Brent crude dropped back drastically and U.S. crude deepened losses near the close on Thursday as investors took a second look at data showing a surprise build in U.S. stockpiles and the sharp rise in the dollar encouraged traders to jettison riskier assets.

Traders also cited some technical weakness in U.S. crude, which failed to break through its Wednesday session high, causing players to sell more late in the session.

"The late extension of losses reflect a delayed reaction to the EIA data (and) the dollar's gradually rise and the euro's slump also put pressure on crude futures," said Dominick Chirichella, senior partner at Energy Management Institute in New York.

The late downturn erased Brent crude's session gains, which were fostered by fears of supply disruptions due to rising tensions between the West and Iran. U.S. crude had been weakened early on due to the bearish inventory data.

In London, ICE Brent crude for February delivery ended a two-day winning strike and settled at $112.74 a barrel, down 96 cents, or 0.84 percent, after extending the day's low to $112.42. Brent crude had gained 5.89 percent in the first two trading days of the year.

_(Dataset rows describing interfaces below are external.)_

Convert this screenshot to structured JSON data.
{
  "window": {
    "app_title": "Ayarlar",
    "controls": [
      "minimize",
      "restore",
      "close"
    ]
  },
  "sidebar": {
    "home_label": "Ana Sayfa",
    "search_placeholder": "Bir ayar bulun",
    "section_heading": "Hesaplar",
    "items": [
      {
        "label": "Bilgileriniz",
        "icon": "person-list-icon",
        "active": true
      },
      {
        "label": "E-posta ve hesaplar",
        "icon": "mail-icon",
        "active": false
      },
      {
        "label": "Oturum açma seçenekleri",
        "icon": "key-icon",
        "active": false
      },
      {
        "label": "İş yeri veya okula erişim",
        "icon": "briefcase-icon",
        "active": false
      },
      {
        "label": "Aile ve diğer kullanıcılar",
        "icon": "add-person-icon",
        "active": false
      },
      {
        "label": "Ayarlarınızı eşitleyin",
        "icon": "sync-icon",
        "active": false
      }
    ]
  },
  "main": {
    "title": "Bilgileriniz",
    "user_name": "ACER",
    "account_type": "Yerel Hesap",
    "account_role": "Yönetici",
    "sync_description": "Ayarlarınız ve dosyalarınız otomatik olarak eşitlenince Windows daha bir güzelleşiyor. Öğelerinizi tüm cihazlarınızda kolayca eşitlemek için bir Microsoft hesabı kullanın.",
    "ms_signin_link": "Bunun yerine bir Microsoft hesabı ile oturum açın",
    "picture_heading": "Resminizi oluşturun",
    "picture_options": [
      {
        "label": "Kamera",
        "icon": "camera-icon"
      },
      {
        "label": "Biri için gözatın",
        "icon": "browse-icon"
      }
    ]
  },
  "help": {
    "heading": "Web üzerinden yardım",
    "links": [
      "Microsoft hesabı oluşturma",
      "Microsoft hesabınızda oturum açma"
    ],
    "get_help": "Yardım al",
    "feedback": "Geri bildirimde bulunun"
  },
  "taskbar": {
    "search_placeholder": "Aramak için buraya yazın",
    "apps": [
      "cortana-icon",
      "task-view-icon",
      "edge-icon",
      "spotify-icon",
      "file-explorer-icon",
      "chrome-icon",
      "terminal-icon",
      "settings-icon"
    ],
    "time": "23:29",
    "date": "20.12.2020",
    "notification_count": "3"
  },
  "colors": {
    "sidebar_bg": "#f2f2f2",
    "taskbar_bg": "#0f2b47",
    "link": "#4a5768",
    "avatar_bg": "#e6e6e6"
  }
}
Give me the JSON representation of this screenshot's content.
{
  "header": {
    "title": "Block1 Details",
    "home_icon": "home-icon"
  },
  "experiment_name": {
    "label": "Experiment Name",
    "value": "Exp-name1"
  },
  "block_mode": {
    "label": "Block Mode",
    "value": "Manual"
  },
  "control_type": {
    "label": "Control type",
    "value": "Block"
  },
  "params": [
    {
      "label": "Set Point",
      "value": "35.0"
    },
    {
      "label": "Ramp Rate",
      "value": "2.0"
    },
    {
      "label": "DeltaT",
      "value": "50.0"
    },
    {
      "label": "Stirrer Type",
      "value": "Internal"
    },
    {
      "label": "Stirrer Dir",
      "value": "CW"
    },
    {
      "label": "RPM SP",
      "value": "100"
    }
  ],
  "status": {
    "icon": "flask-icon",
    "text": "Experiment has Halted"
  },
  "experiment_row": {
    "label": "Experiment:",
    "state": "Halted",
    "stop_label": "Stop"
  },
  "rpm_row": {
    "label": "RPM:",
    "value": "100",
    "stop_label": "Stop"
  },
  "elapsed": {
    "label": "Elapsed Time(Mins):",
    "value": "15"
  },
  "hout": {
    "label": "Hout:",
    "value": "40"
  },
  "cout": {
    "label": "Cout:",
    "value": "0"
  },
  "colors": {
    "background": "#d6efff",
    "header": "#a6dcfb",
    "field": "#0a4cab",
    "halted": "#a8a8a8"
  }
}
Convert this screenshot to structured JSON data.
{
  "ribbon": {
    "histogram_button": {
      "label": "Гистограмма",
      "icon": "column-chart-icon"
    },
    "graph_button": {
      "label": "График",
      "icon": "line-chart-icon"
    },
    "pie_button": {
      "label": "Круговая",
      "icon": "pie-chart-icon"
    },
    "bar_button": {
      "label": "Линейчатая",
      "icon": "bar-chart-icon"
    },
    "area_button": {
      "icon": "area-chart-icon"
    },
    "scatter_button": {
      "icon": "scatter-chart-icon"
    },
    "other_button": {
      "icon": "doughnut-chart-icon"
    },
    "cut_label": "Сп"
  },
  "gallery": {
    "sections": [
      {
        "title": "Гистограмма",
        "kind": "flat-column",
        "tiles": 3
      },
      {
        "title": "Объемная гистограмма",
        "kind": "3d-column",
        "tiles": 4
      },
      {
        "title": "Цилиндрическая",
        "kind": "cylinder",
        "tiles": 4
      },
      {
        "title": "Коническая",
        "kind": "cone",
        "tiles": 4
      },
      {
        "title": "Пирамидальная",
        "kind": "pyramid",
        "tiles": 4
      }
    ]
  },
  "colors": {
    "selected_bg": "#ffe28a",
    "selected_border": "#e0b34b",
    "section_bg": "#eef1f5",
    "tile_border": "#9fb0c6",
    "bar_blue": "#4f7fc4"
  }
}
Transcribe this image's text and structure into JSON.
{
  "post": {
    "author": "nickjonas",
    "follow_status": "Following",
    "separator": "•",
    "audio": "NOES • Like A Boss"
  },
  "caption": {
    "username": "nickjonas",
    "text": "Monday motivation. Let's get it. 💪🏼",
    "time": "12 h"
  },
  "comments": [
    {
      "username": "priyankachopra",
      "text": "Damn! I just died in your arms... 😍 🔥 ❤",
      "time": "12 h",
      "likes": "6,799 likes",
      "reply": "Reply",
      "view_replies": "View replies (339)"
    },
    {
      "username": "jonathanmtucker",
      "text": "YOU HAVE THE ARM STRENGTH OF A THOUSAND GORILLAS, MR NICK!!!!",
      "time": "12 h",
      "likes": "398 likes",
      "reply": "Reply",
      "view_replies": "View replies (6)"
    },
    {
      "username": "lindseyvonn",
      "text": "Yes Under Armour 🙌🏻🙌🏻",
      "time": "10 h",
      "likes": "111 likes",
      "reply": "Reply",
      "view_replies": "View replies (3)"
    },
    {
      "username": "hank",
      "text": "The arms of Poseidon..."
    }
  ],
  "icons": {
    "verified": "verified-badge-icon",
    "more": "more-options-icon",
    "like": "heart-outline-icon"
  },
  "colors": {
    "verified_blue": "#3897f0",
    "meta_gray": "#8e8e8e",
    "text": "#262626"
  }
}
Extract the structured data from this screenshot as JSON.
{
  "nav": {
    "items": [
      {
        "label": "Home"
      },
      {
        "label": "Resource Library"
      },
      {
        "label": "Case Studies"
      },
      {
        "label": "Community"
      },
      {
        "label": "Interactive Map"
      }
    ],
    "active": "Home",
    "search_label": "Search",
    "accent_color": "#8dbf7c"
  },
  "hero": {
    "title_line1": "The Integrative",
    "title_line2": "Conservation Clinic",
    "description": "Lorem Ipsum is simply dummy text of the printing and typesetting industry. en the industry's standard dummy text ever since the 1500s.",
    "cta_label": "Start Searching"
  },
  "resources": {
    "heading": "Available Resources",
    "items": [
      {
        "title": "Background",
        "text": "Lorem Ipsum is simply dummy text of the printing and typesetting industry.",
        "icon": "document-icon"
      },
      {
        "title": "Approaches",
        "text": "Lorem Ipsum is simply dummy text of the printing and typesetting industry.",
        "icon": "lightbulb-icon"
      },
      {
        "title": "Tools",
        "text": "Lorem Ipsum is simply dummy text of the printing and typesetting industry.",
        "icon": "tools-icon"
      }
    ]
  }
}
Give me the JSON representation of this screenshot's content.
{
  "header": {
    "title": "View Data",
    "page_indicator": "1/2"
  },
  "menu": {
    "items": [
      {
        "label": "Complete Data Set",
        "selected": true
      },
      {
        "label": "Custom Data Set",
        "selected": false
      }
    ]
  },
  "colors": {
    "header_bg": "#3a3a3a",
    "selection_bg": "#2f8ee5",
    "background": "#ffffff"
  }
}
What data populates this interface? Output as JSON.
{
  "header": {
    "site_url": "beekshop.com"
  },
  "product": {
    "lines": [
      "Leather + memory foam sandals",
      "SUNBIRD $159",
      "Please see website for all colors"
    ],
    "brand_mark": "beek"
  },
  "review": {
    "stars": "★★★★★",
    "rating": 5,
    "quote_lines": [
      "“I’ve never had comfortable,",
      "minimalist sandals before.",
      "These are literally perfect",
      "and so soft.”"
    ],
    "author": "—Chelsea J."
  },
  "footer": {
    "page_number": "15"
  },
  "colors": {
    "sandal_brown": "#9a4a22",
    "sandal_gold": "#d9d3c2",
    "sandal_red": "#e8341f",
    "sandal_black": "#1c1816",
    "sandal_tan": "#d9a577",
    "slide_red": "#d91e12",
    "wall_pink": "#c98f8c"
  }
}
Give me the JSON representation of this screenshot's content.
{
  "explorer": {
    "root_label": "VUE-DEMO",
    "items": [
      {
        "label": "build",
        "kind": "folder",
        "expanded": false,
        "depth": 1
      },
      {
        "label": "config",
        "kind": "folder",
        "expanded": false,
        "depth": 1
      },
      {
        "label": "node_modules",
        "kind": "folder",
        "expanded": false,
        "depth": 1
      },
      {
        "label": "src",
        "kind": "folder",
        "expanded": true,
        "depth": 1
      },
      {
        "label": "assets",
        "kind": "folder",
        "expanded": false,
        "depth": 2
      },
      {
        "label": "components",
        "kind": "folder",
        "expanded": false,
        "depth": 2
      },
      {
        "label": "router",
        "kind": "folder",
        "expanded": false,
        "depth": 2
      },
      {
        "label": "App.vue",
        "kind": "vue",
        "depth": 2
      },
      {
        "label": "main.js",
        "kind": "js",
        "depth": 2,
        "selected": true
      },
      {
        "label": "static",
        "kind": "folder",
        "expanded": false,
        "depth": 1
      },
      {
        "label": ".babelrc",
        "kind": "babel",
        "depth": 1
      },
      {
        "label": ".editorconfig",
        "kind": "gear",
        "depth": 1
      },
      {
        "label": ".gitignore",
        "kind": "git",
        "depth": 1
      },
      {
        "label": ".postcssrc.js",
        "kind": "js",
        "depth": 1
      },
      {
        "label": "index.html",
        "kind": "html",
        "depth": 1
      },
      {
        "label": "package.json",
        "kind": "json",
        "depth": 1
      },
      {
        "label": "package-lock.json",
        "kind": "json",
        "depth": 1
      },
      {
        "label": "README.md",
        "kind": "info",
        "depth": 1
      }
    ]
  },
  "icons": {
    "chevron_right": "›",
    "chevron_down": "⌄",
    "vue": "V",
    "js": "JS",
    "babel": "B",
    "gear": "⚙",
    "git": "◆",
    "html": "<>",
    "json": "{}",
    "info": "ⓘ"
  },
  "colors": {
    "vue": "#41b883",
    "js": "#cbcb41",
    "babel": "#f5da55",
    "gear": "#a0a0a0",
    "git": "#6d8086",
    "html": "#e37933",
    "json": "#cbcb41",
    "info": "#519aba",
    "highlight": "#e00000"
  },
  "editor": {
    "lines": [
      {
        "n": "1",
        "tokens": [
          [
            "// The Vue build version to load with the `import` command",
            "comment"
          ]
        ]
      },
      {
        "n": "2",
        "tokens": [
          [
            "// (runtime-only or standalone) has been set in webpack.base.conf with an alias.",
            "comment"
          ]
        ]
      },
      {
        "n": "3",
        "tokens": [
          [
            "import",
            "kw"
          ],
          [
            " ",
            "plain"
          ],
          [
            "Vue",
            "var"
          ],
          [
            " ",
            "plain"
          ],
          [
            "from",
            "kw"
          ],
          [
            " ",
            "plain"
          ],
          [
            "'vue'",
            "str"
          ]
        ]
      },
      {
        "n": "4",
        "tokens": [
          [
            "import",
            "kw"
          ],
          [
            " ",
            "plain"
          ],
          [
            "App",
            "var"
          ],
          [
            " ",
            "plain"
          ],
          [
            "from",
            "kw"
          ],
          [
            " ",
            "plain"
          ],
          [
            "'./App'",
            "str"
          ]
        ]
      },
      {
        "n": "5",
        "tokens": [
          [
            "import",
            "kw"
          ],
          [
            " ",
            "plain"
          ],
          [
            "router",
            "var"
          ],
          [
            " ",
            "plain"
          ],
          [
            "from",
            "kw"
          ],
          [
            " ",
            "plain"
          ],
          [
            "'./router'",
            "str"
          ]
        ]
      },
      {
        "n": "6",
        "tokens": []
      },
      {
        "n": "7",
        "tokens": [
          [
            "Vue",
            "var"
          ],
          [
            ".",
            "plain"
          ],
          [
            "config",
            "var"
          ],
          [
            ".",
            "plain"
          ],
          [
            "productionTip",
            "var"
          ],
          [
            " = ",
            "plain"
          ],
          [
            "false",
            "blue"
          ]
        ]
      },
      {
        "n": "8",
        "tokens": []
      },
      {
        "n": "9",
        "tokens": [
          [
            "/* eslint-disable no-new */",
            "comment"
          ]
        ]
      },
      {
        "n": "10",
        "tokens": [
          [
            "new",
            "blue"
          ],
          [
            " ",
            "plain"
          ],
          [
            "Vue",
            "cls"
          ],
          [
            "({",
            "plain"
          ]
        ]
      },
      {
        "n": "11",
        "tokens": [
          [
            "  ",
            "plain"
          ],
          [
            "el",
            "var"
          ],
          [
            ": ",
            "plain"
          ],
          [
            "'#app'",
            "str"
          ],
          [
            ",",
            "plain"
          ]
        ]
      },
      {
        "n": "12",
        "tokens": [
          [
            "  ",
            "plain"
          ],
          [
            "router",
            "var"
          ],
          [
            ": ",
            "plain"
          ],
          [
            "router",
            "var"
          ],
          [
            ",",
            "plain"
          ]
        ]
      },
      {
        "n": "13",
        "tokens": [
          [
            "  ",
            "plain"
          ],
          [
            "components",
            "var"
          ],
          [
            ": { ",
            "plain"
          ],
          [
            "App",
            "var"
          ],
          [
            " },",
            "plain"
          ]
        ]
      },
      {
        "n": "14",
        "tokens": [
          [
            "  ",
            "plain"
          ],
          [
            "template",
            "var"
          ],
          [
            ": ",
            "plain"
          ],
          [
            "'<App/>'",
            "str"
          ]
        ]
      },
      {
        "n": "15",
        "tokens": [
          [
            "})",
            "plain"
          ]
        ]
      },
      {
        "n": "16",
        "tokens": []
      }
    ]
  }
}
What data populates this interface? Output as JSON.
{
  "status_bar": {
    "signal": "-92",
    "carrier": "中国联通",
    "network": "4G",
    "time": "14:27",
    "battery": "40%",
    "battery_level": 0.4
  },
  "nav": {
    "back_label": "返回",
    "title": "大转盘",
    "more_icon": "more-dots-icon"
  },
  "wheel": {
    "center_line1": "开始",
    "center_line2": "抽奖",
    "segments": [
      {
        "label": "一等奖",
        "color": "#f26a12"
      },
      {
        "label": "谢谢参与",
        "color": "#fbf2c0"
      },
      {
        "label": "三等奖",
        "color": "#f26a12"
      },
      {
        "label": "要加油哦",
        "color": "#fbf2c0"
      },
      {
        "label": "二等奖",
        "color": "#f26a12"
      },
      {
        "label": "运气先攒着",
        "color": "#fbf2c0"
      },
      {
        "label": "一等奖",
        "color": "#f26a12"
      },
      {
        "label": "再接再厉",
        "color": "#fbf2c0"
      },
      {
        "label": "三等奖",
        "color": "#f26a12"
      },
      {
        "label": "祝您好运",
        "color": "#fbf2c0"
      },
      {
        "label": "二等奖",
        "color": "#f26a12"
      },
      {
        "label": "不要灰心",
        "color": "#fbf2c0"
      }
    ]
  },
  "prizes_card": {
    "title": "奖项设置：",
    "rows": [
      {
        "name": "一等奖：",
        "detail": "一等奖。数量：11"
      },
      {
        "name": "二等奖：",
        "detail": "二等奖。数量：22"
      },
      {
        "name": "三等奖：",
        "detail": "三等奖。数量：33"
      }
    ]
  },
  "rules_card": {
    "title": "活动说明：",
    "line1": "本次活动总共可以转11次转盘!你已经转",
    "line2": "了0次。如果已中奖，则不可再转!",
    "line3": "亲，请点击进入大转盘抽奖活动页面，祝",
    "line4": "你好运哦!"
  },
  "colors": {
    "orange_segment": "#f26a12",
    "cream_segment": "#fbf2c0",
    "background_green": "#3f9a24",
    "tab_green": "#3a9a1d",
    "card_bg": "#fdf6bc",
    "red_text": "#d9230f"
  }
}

U.S. crude for February, which is less influenced than Brent by international developments and more by domestic crude supply, settled at $101.81, falling $1.41, or 1.37 percent, having dropped to a session low of $101.54 late. The loss stemmed two days of gains, during which it advanced 4.4 percent.

Brent's premium against U.S. crude widened to $10.93 at the close, from $10.48 on Wednesday. <CL-LCO1=R>

Brent's trading volume rose 34 percent against its 30-day average, according to Reuters data. U.S. crude volume was up 11.7 percent from its 30-day average.

U.S. government data showed that domestic crude stockpiles rose 2.2 million barrels in the week to Dec. 30, countering forecasts that refiners had cut stockpiles for year-end tax purposes.


After European Union leaders agreed to halt purchases of Iranian crude to pressure Tehran on its nuclear program, Iran faced the prospect of cutbacks in its oil sales to China and Japan that would further threaten its economy.

Iran had threatened to halt shipping through the Strait of Hormuz if faced with greater sanctions, supporting crude prices in recent weeks. The United States has said it would counter any attempts to block the waterway and Saudi Arabia has pledged to increase output in case of a sudden supply cut.

Nigerian trade unions threatened to call a national strike and shut down large parts of the country's oil industry from next week if the government failed to restore a scrapped fuel subsidy, supportive for oil prices.

News that lenders to Swiss oil refiner Petroplus had extended the freeze on its borrowing to all credit lines on top of $1 billion choked off last week also added support for Brent. {ID:nL6E8C5219]

The day's crop of economic data showed U.S. private employment rose more than expected in December and filings for unemployment benefits fell last week, but investors were cautious ahead of the nonfarm payrolls and unemployment report for December.

The report, due at 8:30 a.m. EST (1330 GMT) on Friday, was forecast in a Reuters poll to show that nonfarm payrolls rose 150,000 and the unemployment rate ticked up to 8.7 percent from 8.6 percent in November.

A weak euro zone outlook due to sovereign funding concerns pulled the euro down to its lowest level against the U.S. dollar. (Reporting by Gene Ramos, Robert Gibbons and Matthew Robinson in New York,; Claire Milhench in London and Florence Tan in Singapore; Editing by Marguerita Choy)